Out there bobbing in the waves of the North Shore of Oahu, I had to deal with the ocean, the fear, the survival and the challenge – all alone. You truly are on your own.

After the surf lessons I was sore for days and I stayed close to the pool, the Jacuzzi, and the sand beach at Turtle Bay Resort. But I knew something had changed in me—the way I feel about myself. I did it — I surfed –even at my age.

Hawaii Lomi Lomi Chocolate Wrap

Blissed-Out with a Chocolate Body Wrap

Lomi Lomi is Hawaiian massage. Practioners of this ancient Polynesian healing technique use not only palms, but also the forearm, fingers, knuckles and elbows. The Hawaiian phrase, Lomi Lomi, means, literally, to rub, knead, massage.

The Sheraton Ho’ola Spa offers open-air massage on private patios where your mind and body will melt into the soundtrack of waves and birdsong. Zen-out with a Chocolate Body Wrap; warm Hershey’s chocolate is brushed all over your body, and a soft Vichy shower completes the decadence.  It sounds other worldly because it is.

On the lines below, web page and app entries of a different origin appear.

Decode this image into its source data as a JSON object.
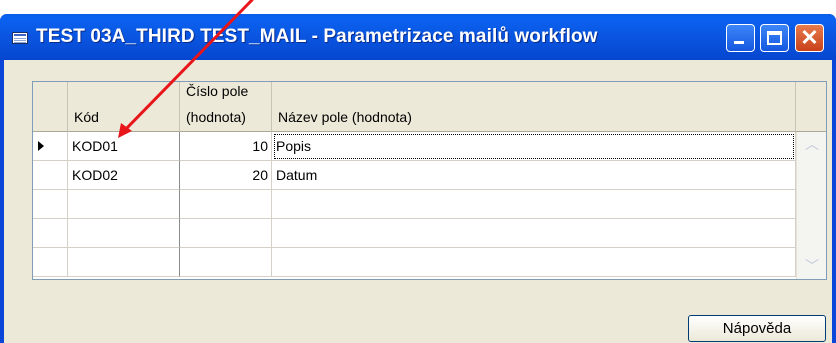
{
  "window": {
    "title": "TEST 03A_THIRD TEST_MAIL - Parametrizace mailů workflow",
    "icon": "form-icon",
    "controls": {
      "minimize": "minimize-icon",
      "maximize": "maximize-icon",
      "close_glyph": "✕"
    }
  },
  "grid": {
    "columns": [
      {
        "line1": "",
        "line2": "Kód"
      },
      {
        "line1": "Číslo pole",
        "line2": "(hodnota)"
      },
      {
        "line1": "",
        "line2": "Název pole (hodnota)"
      }
    ],
    "rows": [
      {
        "code": "KOD01",
        "number": "10",
        "name": "Popis",
        "current": true
      },
      {
        "code": "KOD02",
        "number": "20",
        "name": "Datum",
        "current": false
      },
      {
        "code": "",
        "number": "",
        "name": ""
      },
      {
        "code": "",
        "number": "",
        "name": ""
      },
      {
        "code": "",
        "number": "",
        "name": ""
      }
    ]
  },
  "buttons": {
    "help": "Nápověda"
  },
  "annotation": {
    "color": "#e8161a",
    "meaning": "red arrow pointing at KOD01"
  },
  "colors": {
    "titlebar": "#0a55e0",
    "client_background": "#ece9d8",
    "close_button": "#d2552a"
  }
}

Their custom aroma-chroma facial is the latest and greatest treatment out of Switzerland. It too is a “must try.”

Sheraton Keauhou Bay Resort & Ho’ola Spa

www.sheratonkeauhou.com 808-930-4900

Massage as magnificent as the Hawaiian flowers

Hawaii Five O -5 Outstanding Adventures on the Big Island of Hawaii

If you think Hawaii is only about resorts, pools and beaches, think again. The Big Island of Hawaii has so many active adventures outside the gates of the resort. You can hike to waterfalls, bike volcanoes, paddle with dolphins, and snorkel with Manta Rays.
www.bigisland.org

Hawaiian sunset.

To get a feel for the rich diversity of the island, fly into Hilo and out of Kona.
As the jet makes its arching descent across Hilo Bay on the Big Island of Hawaii, we‘re mesmerized by the tropical tableau below – translucent blue water fringed with green rolling hills. The couple across the aisle compares the scenery to Ireland. But when my husband and I step off the plane the floral fragrances and warm trade winds leave no doubt that we’re in Hawaii.
Next blog: Where to stay to get the feel for the real Hawaii.


About Marybeth Bond

Marybeth Bond is the nation’s preeminent expert on women travel. She is the award-winning
author-editor of 11 books.

Marybeth has hiked, cycled, climbed, dived and kayaked her way through more than seventy countries around the world.

She was a featured guest on the Oprah Winfrey Show. Marybeth has appeared on CBS News, CNN, ABC, NBC, National Public Radio and National Geographic Weekend.